JESSICA, thanks again for your guest post. After thinking about your post, I realized that the working-class traits that make your historical hero a hero are the same traits that appeal to women in contemporary romances about cowboys, police, firemen, military men, and men in other such jobs. I wonder why the difference? The much lower standard of living of working-class people in the past? Do you have an opinion?

Jessica Cale said...

You're absolutely right! So many of the traits are those that are seen as ideal today (in contemporary romance and real life), but I think people have a hard time imagining the lower classes in history, just because there's not so much written about them. Even in school, you get given this view of peasants or serfs as a single entity with a collective consciousness, and that's just bizarre to me. I think the preference for wealthy and titled heroes in historicals is mainly just an extension of the contemporary hero archetypes romances have been relying on for years -- the millionaire, the billionaire, the Prince, Sheikh, rich boss, etc -- that are more about wish-fulfillment. That's fine, and there's a place for that, but I don't want to see the poor or the marginalized left out of history OR romance.

The trouble is that they really have been. It's harder to research the lower classes, and it can be incredibly depressing, especially when you get into mortality rates.

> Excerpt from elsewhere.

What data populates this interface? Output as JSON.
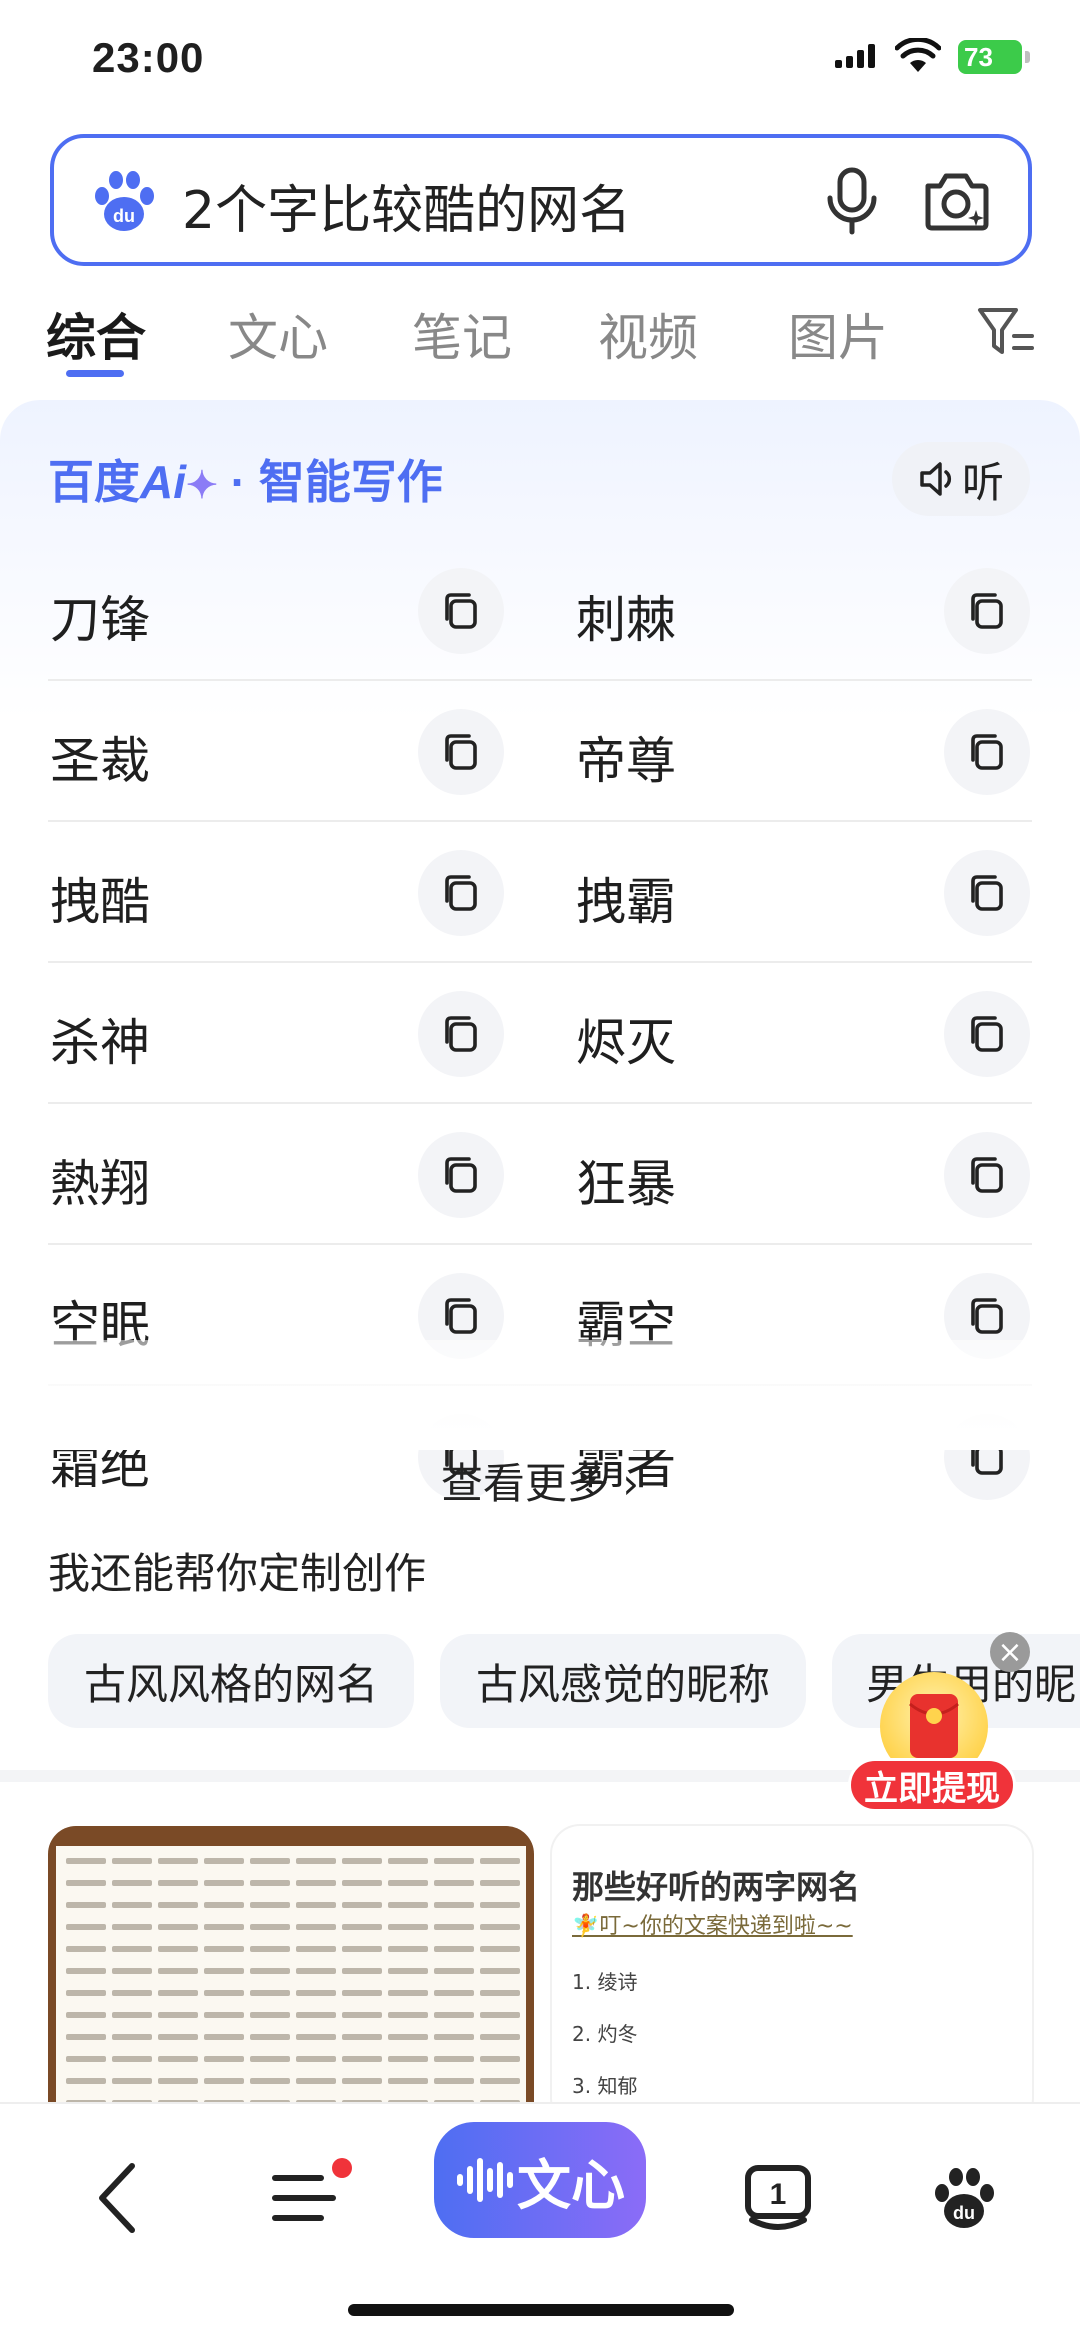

The standard of living was a lot lower, but in this series, I'm trying to show that that's not without its romance. What's more romantic than a man giving someone literally everything he has?

I would love to see more diverse heroes in historical romance. Just because you mainly read about the great and the wealthy in history books, doesn't mean the others weren't there. They had dreams, loves, and opinions of their own, so I think they should have their own adventures, too.